NYC’s Paley Center held a panel this past week featuring the cast of the hit Syfy supernatural series BEING HUMAN, just renewed for a second season on Syfy after a stellar ratings debut. Though the show (a remake of an identically-titled UK program) is about a ghost, a vampire and a werewolf sharing digs, the themes explore how these characters struggle with their emotions, addictions and relationships. Sam Witwer (vampire Aidan), Meaghan Rath (ghost Sally) and Sam Huntington (werewolf Josh) play BEING HUMAN’s offbeat leads.

”Doing this show was not an easy decision,” says Mark Stern, president of Syfy’s original content. “This started two and a half years ago, when I got a DVD on my desk, which were mostly British series to adapt. The letter said it’s a show about a werewolf, a vampire and a ghost living in an apartment. I said, ‘Yeah, no way. This show sounds terrible.’ It sat there for months. Someone in my office said you really do have to see this. The minute you saw that show, you realize it’s not a one-joke premise. It has a real interesting tone. It’s a show we can do something new to.”

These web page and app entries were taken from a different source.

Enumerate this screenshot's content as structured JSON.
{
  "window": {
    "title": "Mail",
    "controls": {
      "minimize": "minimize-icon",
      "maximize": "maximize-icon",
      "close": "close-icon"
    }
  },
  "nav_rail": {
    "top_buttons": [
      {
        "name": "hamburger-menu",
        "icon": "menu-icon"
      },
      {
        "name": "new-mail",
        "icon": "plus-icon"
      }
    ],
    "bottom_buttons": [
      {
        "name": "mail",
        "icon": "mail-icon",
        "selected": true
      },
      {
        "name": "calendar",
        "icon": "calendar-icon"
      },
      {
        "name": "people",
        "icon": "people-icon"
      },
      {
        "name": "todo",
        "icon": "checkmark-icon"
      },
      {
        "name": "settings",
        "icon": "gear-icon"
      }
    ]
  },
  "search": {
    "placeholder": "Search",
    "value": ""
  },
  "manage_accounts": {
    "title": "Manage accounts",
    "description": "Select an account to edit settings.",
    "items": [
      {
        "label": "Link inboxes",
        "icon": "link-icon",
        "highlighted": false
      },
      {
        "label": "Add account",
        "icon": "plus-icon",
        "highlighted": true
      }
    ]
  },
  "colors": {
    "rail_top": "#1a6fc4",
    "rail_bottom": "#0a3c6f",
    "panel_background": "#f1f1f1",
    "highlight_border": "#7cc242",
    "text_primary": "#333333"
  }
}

Witwer also acknowledges being initially hesitant about donning Aidan’s fangs. “I closed the script after three pages,” the actor says. “There’s plenty of vampire stuff out there; we’re doing fine. A friend kept telling me to read the script. As soon as I did, I felt feeble-minded and stupid; I realized I had to play this role. The second script was just as good. I really loved the discussion in these scripts.”

During his “hairy” audition, Huntington, also featured in next month’s DYLAN DOG movie DEAD OF NIGHT, jokingly mentions, “I was delivering pizzas, I showed up, and they were all like, ‘Wow, you look great!’ ” Huntington did realize the chemistry was instantly connecting with his fellow cast members. “It was in that waiting room that we actually first clicked. We were just riffing. It just kinda worked.”

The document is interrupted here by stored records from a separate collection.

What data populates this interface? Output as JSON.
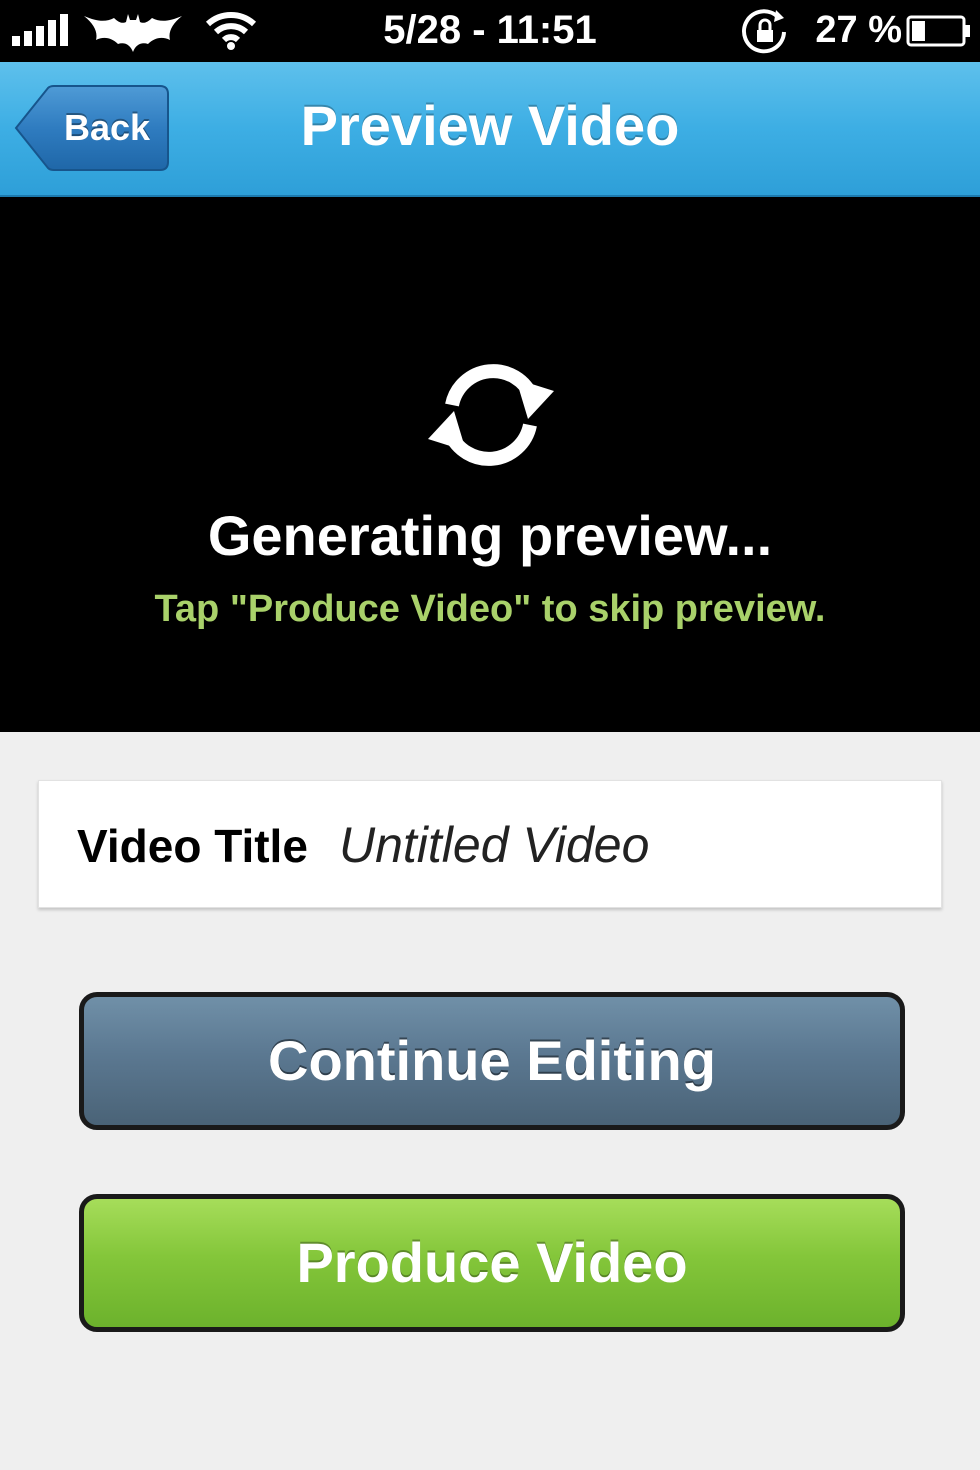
{
  "status_bar": {
    "time": "5/28 - 11:51",
    "battery_percent": "27 %",
    "battery_level": 0.27,
    "icons": [
      "signal-bars-icon",
      "bat-logo-icon",
      "wifi-icon",
      "rotation-lock-icon",
      "battery-icon"
    ]
  },
  "nav": {
    "back_label": "Back",
    "title": "Preview Video",
    "bar_color": "#3daee4"
  },
  "preview": {
    "icon": "refresh-icon",
    "status": "Generating preview...",
    "hint": "Tap \"Produce Video\" to skip preview.",
    "hint_color": "#a9d16a"
  },
  "video_title": {
    "label": "Video Title",
    "placeholder": "Untitled Video"
  },
  "buttons": {
    "continue_label": "Continue Editing",
    "produce_label": "Produce Video",
    "continue_color": "#5b7891",
    "produce_color": "#84c63a"
  }
}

Rath describes how she created her paranormal identity Sally. “I never thought about playing it as a ghost,” she says. “I decided to play her as a normal person. Sally is the same person that she was in her other life. It’s just more complicated because everything’s been stripped away from her. I really connected to her loneliness. I think everyone sometimes, at some point in their life, feels isolated and invisible. I really wanted to embody that.”

At first, the cast stayed away from watching the original British series. When filming wrapped, they started catching up on the original as fans. Witwer recognizes his character is named after the actor, Aidan Turner, who plays the vampire in the UK originator (which air on BBC America here). “We are trying to do right by our British brethren,” he says. “We really are trying to compliment them and bring more viewers to their show, which they deserve. It’s an incredible concept. It lived up to its potential immediately.”

Even though writing hasn’t begun for season two, Stern mentioned the American series will diverge from the UK edition. “We are already in that territory,” he says. “We did do an actual chart. How much is the British version and how much is ours? And you’ll definitely see the difference by the middle of the season. It’s just going to continue.”

With three episodes remaining, fans can catch Syfy’s BEING HUMAN on Mondays at 9 p.m.